Volume 15, Number 3, Sept 1993, p.29
In 1990, a conservation survey was sent to Alaskan museums and libraries through the newsletters of both state organizations. Seventeen museums and twenty libraries responded. It was immediately evident that in Alaska there is a disparity between the needs, preservation understanding, and preservation training at local museums and libraries.
Of the museums that responded:
The museums ranked their collections needs and felt that the first priority for the state is an objects conservator, second priority is a paper/books conservator, third priority is a photographic conservator, and fourth priority is a paintings conservator.
When given a "wish list" for a central conservation laboratory, museum respondents gave top priority to on-site workshops and specific object treatments, with general surveys as a close second.
A tally of all the needs showed a strong interest in traveling lectures, exhibit preparation, and bulk supply purchases.

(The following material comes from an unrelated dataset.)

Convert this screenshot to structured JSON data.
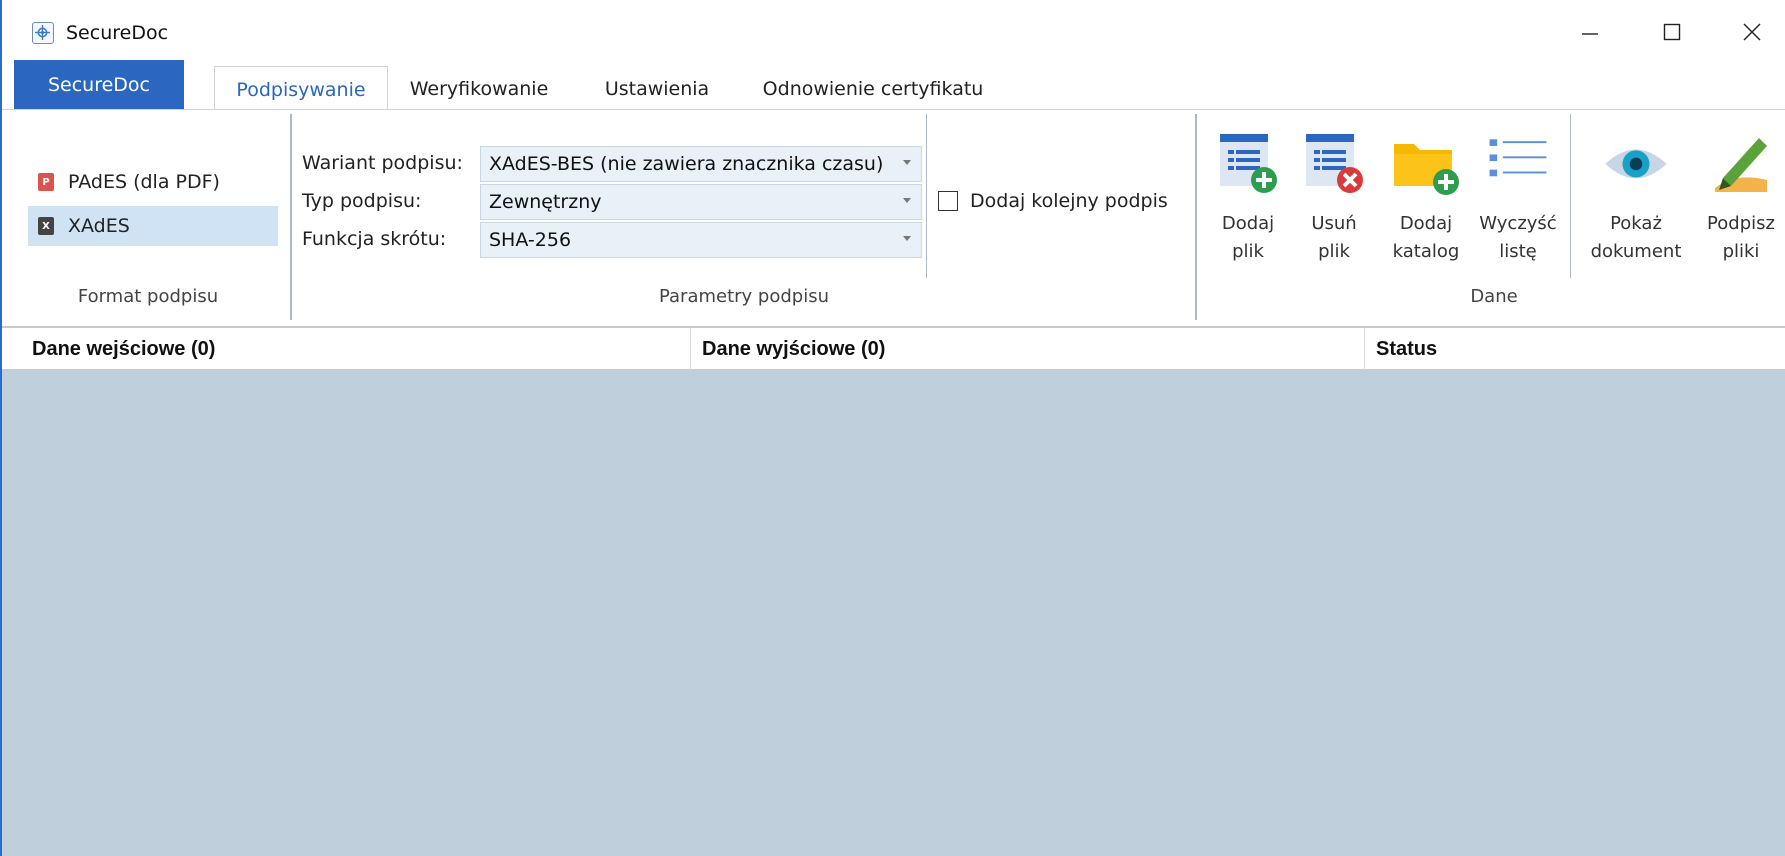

Regional or on-site workshops, general surveys, and conservation training were ranked as needs by 75% of the museum respondents. 88% of the museums could not fund a specific conservation technician position within their institution, although 47% thought they might contribute toward a regional technician shared among museums in their area. 94% of the respondents would utilize a regional conservation laboratory if it were established.
Of the library respondents:
The top two conservation needs were for a paper/books conservator and a photograph conservator. The most commonly expressed need was for a general survey, with on-site workshops and emergency preparedness a strong second. If there were a conservation technician training program in Alaska, 55% would send a current staff member to it, as long as the training was under 4 weeks per year. Although 90% would not fund a conservation technician position in their institution and 45% would not contribute toward a regional technician, 75% of the libraries would utilize a regional conservation laboratory if it were established.
One of my initiatives following the survey has been to create the annual Museums Alaska Conservation Symposium to encourage dialogue among members of the Alaska museum community. The first symposium was held 27-31 October 1992 during the Museums Alaska Annual Meeting.
Symposium presenters were chosen for their experience with specific museum problems and solutions. A strong emphasis was placed on available grant monies. The talks gave practical solutions for small museums to accomplish preservation goals and tasks, even with limited staff and resources. The audience was appreciative, and the atmosphere was congenial.
The second Museums Alaska Conservation Symposium will be held during the Museums Alaska Annual Meeting 5-8 October 1993. It will consist of thirty-minute talks on issues of interest to small and medium-sized museums. For more information, contact Helen Alten, Alaska State Museum, 395 Whittier Street, Juneau, Alaska, 99801, telephone 907/465-4806.Helen I. Alten